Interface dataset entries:
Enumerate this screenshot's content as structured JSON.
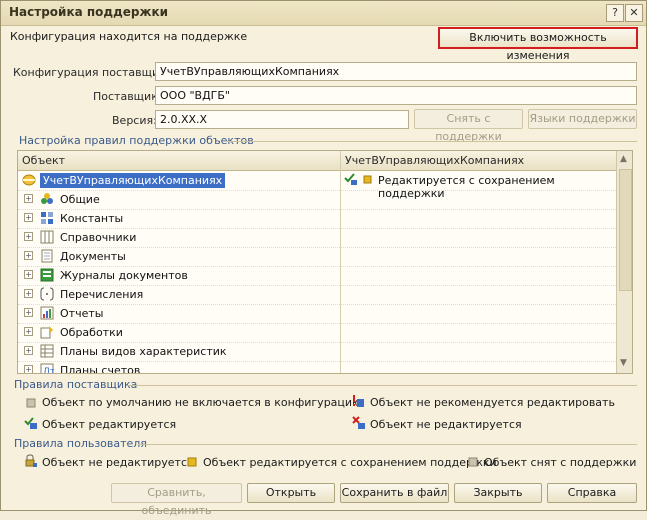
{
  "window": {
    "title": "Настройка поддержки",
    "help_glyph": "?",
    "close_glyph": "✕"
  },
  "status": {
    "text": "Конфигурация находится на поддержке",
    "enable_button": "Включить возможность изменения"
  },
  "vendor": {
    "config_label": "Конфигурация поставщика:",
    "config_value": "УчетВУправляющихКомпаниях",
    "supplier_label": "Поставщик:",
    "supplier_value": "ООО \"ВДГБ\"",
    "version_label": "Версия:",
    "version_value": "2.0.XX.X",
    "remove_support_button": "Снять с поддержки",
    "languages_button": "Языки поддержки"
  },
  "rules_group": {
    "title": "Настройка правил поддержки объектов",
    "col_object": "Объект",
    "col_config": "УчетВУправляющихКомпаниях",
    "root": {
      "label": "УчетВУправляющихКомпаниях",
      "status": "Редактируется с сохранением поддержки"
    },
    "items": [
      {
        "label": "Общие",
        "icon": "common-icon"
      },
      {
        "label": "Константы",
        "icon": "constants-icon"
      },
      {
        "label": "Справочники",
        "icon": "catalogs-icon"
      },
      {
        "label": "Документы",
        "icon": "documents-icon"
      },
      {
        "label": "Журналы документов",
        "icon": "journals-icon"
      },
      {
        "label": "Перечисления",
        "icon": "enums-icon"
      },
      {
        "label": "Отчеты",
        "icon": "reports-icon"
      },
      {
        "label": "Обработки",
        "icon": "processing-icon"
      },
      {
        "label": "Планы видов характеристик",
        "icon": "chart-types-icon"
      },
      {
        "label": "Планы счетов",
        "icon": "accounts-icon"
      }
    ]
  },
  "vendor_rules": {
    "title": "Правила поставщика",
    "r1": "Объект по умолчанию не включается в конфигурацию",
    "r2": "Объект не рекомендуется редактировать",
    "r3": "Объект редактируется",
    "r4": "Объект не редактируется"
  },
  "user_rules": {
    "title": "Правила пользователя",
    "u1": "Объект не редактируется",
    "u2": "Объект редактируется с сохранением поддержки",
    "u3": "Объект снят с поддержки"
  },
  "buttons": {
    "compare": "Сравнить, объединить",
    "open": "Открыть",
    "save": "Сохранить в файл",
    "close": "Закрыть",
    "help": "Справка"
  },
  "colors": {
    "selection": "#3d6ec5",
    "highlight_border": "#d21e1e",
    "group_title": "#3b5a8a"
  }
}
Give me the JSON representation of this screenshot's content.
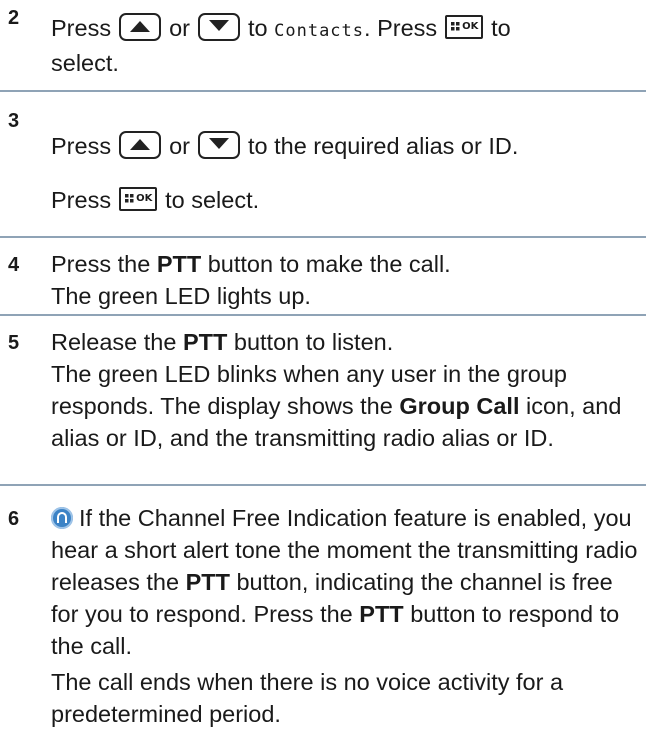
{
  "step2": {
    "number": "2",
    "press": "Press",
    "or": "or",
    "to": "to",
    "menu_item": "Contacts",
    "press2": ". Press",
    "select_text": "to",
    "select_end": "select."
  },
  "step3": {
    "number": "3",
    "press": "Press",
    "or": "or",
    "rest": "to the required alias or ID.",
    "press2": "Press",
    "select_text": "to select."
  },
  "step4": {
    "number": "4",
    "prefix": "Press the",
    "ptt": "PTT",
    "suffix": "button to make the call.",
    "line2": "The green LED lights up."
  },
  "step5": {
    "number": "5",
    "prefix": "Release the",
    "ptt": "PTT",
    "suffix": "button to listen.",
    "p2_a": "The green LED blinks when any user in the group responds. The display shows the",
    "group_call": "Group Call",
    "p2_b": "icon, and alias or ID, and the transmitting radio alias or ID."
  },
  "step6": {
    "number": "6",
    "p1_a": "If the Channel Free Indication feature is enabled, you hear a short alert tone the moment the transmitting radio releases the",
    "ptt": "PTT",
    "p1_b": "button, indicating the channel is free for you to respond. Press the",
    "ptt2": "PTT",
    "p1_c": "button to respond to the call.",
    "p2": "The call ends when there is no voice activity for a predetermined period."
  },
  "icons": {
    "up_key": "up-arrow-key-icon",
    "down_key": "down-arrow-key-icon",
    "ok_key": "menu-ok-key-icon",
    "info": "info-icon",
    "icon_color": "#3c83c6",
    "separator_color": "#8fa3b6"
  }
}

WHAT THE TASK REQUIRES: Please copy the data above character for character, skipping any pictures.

THE ANSWER:
Enumerate this screenshot's content as structured JSON.
{
  "window": {
    "title": "Настройка поддержки",
    "help_glyph": "?",
    "close_glyph": "✕"
  },
  "status": {
    "text": "Конфигурация находится на поддержке",
    "enable_button": "Включить возможность изменения"
  },
  "vendor": {
    "config_label": "Конфигурация поставщика:",
    "config_value": "УчетВУправляющихКомпаниях",
    "supplier_label": "Поставщик:",
    "supplier_value": "ООО \"ВДГБ\"",
    "version_label": "Версия:",
    "version_value": "2.0.XX.X",
    "remove_support_button": "Снять с поддержки",
    "languages_button": "Языки поддержки"
  },
  "rules_group": {
    "title": "Настройка правил поддержки объектов",
    "col_object": "Объект",
    "col_config": "УчетВУправляющихКомпаниях",
    "root": {
      "label": "УчетВУправляющихКомпаниях",
      "status": "Редактируется с сохранением поддержки"
    },
    "items": [
      {
        "label": "Общие",
        "icon": "common-icon"
      },
      {
        "label": "Константы",
        "icon": "constants-icon"
      },
      {
        "label": "Справочники",
        "icon": "catalogs-icon"
      },
      {
        "label": "Документы",
        "icon": "documents-icon"
      },
      {
        "label": "Журналы документов",
        "icon": "journals-icon"
      },
      {
        "label": "Перечисления",
        "icon": "enums-icon"
      },
      {
        "label": "Отчеты",
        "icon": "reports-icon"
      },
      {
        "label": "Обработки",
        "icon": "processing-icon"
      },
      {
        "label": "Планы видов характеристик",
        "icon": "chart-types-icon"
      },
      {
        "label": "Планы счетов",
        "icon": "accounts-icon"
      }
    ]
  },
  "vendor_rules": {
    "title": "Правила поставщика",
    "r1": "Объект по умолчанию не включается в конфигурацию",
    "r2": "Объект не рекомендуется редактировать",
    "r3": "Объект редактируется",
    "r4": "Объект не редактируется"
  },
  "user_rules": {
    "title": "Правила пользователя",
    "u1": "Объект не редактируется",
    "u2": "Объект редактируется с сохранением поддержки",
    "u3": "Объект снят с поддержки"
  },
  "buttons": {
    "compare": "Сравнить, объединить",
    "open": "Открыть",
    "save": "Сохранить в файл",
    "close": "Закрыть",
    "help": "Справка"
  },
  "colors": {
    "selection": "#3d6ec5",
    "highlight_border": "#d21e1e",
    "group_title": "#3b5a8a"
  }
}
Give me the JSON representation of this screenshot's content.
{
  "step2": {
    "number": "2",
    "press": "Press",
    "or": "or",
    "to": "to",
    "menu_item": "Contacts",
    "press2": ". Press",
    "select_text": "to",
    "select_end": "select."
  },
  "step3": {
    "number": "3",
    "press": "Press",
    "or": "or",
    "rest": "to the required alias or ID.",
    "press2": "Press",
    "select_text": "to select."
  },
  "step4": {
    "number": "4",
    "prefix": "Press the",
    "ptt": "PTT",
    "suffix": "button to make the call.",
    "line2": "The green LED lights up."
  },
  "step5": {
    "number": "5",
    "prefix": "Release the",
    "ptt": "PTT",
    "suffix": "button to listen.",
    "p2_a": "The green LED blinks when any user in the group responds. The display shows the",
    "group_call": "Group Call",
    "p2_b": "icon, and alias or ID, and the transmitting radio alias or ID."
  },
  "step6": {
    "number": "6",
    "p1_a": "If the Channel Free Indication feature is enabled, you hear a short alert tone the moment the transmitting radio releases the",
    "ptt": "PTT",
    "p1_b": "button, indicating the channel is free for you to respond. Press the",
    "ptt2": "PTT",
    "p1_c": "button to respond to the call.",
    "p2": "The call ends when there is no voice activity for a predetermined period."
  },
  "icons": {
    "up_key": "up-arrow-key-icon",
    "down_key": "down-arrow-key-icon",
    "ok_key": "menu-ok-key-icon",
    "info": "info-icon",
    "icon_color": "#3c83c6",
    "separator_color": "#8fa3b6"
  }
}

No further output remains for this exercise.